PROBLEM: The reply consists of one number only: how many lines in the listing below contain the word "with".

RECORDS FOR THE TASK:
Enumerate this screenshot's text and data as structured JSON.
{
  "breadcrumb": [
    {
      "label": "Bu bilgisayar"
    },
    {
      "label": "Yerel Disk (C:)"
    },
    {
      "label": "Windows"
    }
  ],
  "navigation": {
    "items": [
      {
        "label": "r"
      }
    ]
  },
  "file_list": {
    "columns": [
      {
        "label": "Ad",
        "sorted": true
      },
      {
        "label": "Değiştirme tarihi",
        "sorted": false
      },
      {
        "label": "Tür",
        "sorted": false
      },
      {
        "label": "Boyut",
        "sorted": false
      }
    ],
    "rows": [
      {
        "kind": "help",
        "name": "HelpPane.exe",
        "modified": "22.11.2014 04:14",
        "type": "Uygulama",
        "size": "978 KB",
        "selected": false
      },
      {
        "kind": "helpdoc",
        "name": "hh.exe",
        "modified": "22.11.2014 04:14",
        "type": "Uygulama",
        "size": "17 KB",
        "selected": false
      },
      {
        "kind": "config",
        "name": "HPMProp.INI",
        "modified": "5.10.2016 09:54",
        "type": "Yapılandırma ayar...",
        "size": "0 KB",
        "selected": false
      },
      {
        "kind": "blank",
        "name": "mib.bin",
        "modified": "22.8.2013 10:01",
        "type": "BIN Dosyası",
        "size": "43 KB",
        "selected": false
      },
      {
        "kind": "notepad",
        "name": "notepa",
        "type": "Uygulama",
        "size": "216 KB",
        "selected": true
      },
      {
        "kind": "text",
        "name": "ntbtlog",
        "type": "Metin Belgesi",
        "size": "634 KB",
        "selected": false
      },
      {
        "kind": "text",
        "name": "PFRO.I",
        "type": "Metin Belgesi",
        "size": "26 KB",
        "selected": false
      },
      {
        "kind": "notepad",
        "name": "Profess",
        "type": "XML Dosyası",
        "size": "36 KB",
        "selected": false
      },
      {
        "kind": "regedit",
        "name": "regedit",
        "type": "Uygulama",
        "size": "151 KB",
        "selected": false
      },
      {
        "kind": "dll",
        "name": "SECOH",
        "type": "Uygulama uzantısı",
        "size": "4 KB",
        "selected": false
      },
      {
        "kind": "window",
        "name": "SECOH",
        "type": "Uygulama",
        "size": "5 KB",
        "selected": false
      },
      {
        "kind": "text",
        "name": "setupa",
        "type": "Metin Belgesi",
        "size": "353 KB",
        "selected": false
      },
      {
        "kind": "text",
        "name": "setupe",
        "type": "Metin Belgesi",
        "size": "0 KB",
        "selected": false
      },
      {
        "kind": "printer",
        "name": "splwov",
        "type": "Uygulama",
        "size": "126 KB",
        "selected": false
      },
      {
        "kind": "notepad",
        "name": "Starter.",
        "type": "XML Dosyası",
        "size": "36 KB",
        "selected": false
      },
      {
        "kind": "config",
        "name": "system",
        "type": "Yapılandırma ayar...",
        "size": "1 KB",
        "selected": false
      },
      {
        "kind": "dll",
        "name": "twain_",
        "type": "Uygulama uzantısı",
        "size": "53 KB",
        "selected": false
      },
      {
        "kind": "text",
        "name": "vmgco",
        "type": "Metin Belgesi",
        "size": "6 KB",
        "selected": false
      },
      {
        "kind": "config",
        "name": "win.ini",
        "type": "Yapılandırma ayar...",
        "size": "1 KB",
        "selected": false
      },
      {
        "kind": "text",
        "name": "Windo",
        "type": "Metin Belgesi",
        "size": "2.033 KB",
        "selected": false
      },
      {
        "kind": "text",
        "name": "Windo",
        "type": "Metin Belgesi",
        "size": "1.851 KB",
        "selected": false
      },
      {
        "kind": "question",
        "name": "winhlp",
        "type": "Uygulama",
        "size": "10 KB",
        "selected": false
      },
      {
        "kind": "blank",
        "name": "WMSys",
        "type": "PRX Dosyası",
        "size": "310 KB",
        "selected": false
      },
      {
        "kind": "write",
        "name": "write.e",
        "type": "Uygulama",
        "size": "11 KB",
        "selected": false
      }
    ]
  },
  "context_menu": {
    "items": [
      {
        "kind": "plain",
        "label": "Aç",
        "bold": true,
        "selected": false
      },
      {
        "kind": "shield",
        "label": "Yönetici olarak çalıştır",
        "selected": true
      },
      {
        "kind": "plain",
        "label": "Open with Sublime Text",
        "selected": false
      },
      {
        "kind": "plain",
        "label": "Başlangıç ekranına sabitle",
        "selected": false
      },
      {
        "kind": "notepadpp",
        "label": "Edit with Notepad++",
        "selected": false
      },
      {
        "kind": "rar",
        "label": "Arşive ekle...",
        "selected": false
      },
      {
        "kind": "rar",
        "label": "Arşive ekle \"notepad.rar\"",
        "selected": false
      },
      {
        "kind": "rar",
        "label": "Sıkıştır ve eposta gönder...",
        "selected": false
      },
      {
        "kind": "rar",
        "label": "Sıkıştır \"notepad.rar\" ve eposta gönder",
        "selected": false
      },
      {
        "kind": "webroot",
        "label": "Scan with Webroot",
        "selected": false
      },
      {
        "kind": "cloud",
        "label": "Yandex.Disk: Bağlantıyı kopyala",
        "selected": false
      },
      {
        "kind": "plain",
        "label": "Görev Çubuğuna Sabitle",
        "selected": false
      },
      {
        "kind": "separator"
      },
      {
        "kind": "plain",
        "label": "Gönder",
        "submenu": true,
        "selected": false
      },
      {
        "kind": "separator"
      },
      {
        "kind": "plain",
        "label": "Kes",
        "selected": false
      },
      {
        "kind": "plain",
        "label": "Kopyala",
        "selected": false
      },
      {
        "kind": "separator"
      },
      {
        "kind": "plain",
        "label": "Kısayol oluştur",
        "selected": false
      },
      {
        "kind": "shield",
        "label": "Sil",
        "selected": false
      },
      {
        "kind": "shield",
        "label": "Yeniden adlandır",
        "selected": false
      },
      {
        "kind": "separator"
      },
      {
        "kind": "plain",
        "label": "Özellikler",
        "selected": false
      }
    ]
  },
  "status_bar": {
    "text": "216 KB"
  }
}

RESPONSE TO THE TASK: 3